Travel tips and advice for Prizren, Kosovo: The nine things you should do


In the prettiest town in Kosovo, the cobbled Shatërvan square is the hub of the country's second city. Surrounded by mountains, fresh snowmelt rushes from the communal water pump in its centre: legend has it that once you've drunk from the pump, you'll fall in love and stay in Prizren. The square leads to the 15th century Ottoman stone bridge, which crosses the fast-flowing Bistrica (or Lumbardhi) River, the focal point for Prizren's chi-chi cafe scene.


The ruby red Vranac grape is indigenous to the Balkans region and has been grown in the scenic hills of Rahovec for the past 2000 years, according to Kosovan winemakers Bodrumi i Vjetër. A half-hour drive from Prizren, pop into its cellar door for a tasting of its range of rich red wines. See


Built in the 6th century, the Byzantine Kalaja Fortress is perched on the hills overlooking Prizren, and it is fabulously photogenic, with crumbling stone walls, amphitheatres and panoramic views of the city below. It's reached by a stiff climb up the stone stairs behind Sinan Pasha Mosque, past the unfinished, 14th century Church of the Holy Saviour. For a round trip, take the more scenic forest route along the river bank – spying the Banksy painting on a random outhouse on the way – and back down the stairs.


Prizren's streets illustrate its tumultuous history, as quaint, classically European red-roofed houses circle an Ottoman-era mosque. The 17th-century Sinan Pasha Mosque is right in the centre of Prizren, off Shatërvan square, and habitually lined with toothy old men in skullcaps. Pop in to admire its beautiful calligraphy, then walk around the back of the mosque to discover a handy little cluster of tidy souvenir shops, with Kosovan fridge magnets and textiles.


Filigree lovers, Prizren is the heartland of this delicate silversmith's work, which has been wrought here since the Ottomans brought it to town, six centuries ago. You'll find streets dedicated to filigree jewellery shops around the main square, and the artist collective Filigran lets you try silversmithing for yourself, while also making custom pieces. See


One Balkans obsession is trileche - a cake soaked in three milks and topped in caramel – vast trays of it line shop windows early every morning, to be emptied by sunset. Good coffee and a slab of trileche costs €1.90 at Kosovo's best café chain, Prince Coffee house, which roasts its own beans. Set just off Shatërvan square, pull up a seat for prime people-watching in this buzzy, university town. See


In this town, kebabs are ordered by the half dozen, and arrive sizzling hot from the many qebaptore (kebab shops). Order up at the red-checked tablecloths of the outdoor cafes that line the Bistrica River. The obligatory accompaniment is a half-litre of beer, either the mainstream Peja pilsner or something a little more boutique from Pristina's Sabaja craft brewery. See

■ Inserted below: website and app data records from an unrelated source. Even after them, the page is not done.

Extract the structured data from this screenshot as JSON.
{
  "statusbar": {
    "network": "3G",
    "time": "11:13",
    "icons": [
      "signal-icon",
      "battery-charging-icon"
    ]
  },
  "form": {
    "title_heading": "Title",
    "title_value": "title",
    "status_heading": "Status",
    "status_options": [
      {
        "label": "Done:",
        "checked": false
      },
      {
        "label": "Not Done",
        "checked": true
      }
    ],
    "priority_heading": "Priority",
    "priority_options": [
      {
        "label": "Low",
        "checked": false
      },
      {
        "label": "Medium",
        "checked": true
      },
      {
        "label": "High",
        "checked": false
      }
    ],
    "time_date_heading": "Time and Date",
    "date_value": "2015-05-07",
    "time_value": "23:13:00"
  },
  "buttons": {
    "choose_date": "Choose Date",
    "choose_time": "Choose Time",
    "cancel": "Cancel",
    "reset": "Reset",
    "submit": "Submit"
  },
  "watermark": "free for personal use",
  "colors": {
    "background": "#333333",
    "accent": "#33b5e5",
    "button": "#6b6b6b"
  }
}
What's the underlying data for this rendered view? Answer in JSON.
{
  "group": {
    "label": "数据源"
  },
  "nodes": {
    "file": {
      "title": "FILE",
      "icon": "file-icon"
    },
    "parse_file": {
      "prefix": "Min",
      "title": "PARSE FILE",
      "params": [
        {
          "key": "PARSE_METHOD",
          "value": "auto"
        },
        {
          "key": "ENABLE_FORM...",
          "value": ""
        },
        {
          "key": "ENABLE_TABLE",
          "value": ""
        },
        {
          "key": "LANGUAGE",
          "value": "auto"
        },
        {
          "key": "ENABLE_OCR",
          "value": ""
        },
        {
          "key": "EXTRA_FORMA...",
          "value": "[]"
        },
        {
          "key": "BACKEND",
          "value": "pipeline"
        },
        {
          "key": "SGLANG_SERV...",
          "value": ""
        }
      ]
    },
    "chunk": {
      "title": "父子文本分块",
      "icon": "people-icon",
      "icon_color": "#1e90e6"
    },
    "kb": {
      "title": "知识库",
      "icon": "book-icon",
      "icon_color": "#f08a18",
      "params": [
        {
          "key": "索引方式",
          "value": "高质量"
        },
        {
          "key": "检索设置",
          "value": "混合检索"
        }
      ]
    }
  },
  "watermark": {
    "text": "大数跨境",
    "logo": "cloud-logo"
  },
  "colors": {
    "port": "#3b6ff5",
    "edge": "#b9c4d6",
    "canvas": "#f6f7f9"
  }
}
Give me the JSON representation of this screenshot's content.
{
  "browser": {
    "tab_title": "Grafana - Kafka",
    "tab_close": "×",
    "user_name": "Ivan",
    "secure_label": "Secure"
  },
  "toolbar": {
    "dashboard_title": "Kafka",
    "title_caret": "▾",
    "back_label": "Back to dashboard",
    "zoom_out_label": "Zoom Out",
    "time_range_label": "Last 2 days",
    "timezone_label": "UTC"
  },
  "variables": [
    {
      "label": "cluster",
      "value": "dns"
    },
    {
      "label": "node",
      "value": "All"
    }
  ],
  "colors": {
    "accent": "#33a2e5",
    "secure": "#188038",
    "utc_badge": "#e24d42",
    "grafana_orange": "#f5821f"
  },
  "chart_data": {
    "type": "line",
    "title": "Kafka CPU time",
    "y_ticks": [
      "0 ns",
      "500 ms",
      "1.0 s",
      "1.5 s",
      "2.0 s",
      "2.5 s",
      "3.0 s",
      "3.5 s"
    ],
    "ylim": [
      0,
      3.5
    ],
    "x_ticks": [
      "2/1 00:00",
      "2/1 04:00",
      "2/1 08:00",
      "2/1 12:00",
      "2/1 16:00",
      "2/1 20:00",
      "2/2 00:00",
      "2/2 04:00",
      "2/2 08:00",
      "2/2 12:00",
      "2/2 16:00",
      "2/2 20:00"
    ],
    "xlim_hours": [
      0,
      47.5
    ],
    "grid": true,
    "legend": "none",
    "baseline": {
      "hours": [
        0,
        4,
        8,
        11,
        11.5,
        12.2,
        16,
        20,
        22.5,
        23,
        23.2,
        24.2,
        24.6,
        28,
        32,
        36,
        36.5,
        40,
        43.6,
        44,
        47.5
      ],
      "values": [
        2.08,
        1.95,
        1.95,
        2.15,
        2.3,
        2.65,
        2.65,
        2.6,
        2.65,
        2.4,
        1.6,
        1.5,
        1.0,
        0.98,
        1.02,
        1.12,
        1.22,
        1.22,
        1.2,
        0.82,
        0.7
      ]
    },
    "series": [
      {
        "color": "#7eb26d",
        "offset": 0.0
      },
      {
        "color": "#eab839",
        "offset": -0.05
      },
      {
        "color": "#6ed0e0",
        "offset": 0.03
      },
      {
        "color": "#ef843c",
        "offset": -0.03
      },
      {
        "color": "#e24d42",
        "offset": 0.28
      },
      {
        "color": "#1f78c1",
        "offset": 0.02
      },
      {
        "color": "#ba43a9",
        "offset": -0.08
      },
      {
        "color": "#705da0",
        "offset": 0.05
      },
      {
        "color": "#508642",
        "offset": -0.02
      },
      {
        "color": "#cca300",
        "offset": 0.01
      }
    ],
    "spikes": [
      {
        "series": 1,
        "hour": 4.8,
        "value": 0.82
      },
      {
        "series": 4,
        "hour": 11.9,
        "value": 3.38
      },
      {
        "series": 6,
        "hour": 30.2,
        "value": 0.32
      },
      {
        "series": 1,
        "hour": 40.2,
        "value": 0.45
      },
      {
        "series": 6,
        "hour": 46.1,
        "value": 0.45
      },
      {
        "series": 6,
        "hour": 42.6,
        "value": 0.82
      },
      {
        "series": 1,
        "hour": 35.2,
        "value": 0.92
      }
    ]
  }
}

Savvy travellers will budget at least two nights' stay in Prizren, with just a day trip to the drab capital, Pristina. Check in at sweet little Hotel Cleon on the riverbank, a few minutes' walk to the main square. Clean and welcoming, with red geraniums in flowerbox-lined windows, there are 15 rooms in the three-star hotel. Beware - the cheap inner rooms have no windows, while the best have river-facing balconies – ask for Room #3. Costs around €27 ($A60) for bed and breakfast. See


Prizren was first inhabited in the late Bronze Age, about 3000 years ago, and got a mention in Ptolemy's travels in the 2nd century, so there are plenty of stories from it and its tiny, landlocked country. Intrepid Travel's 15-day Kosovo, Albania & Macedonia Explorer includes two nights based in Prizren and costs from $2754 a person, twin share. See



Regarded as one the best festivals of its kind, DokuFest runs for nine days every August, where hundreds of documentaries and short films are screened in impromptu theatres around the city, including up at the fortress and in front of the Sinan Pasha Mosque. See

Belinda Jackson was a guest of Intrepid Travel. See